# TASK:
From the records below, pull each line that has "Selected".

# DATA:
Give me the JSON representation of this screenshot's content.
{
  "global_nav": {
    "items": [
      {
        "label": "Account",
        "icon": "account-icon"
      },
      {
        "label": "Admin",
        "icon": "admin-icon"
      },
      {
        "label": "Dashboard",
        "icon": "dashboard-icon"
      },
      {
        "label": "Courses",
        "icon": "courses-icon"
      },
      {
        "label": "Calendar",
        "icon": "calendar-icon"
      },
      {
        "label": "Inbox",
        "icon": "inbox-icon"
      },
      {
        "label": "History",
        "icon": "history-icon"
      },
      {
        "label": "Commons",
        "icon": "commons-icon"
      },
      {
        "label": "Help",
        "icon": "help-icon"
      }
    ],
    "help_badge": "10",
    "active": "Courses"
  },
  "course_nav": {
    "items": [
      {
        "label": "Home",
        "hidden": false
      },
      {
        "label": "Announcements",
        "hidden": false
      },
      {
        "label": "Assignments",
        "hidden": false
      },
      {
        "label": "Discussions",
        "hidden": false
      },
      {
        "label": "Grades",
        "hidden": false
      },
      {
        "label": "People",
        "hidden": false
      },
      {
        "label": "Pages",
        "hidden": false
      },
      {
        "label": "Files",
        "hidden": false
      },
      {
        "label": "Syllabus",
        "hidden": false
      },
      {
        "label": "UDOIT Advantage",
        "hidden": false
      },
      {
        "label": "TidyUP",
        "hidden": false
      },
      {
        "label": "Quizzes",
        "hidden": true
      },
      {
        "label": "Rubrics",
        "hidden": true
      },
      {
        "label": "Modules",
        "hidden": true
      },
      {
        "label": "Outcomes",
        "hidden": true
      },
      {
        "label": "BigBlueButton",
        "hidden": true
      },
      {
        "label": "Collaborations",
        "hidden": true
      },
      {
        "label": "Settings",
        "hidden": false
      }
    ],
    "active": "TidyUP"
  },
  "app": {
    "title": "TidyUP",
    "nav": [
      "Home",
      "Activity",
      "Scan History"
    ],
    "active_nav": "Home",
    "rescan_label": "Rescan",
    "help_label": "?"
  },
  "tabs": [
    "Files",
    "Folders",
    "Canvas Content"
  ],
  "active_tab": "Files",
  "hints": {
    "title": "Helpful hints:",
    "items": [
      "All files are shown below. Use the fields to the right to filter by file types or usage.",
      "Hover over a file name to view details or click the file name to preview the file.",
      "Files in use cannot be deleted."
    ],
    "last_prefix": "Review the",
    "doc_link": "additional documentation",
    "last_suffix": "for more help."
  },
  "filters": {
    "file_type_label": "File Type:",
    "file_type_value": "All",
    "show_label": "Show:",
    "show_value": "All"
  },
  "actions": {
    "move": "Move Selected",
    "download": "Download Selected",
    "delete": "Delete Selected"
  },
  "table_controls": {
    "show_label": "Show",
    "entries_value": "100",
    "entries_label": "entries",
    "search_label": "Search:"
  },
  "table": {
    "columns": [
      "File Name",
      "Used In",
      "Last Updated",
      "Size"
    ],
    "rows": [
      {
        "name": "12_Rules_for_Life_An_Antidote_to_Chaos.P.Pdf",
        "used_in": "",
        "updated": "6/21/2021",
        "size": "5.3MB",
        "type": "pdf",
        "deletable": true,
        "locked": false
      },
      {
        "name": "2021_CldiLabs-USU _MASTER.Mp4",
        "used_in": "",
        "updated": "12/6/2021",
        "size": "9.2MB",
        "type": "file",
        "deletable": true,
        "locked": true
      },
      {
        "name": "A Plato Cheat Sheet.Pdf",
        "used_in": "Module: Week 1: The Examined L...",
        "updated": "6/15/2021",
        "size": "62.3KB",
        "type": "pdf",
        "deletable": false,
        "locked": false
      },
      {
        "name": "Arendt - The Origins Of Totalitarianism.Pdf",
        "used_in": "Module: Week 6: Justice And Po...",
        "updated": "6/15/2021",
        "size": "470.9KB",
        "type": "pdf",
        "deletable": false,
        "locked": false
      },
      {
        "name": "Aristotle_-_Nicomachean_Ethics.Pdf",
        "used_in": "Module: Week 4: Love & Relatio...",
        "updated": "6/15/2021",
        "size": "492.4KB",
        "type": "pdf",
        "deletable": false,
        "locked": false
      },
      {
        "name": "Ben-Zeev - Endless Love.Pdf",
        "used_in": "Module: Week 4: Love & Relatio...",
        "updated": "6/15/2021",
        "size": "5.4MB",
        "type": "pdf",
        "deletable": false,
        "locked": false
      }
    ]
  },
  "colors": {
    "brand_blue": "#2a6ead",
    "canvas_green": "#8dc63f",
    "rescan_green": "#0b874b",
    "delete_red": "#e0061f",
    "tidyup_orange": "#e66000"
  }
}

# SOLUTION TO THE EXERCISE:
    "move": "Move Selected",
    "download": "Download Selected",
    "delete": "Delete Selected"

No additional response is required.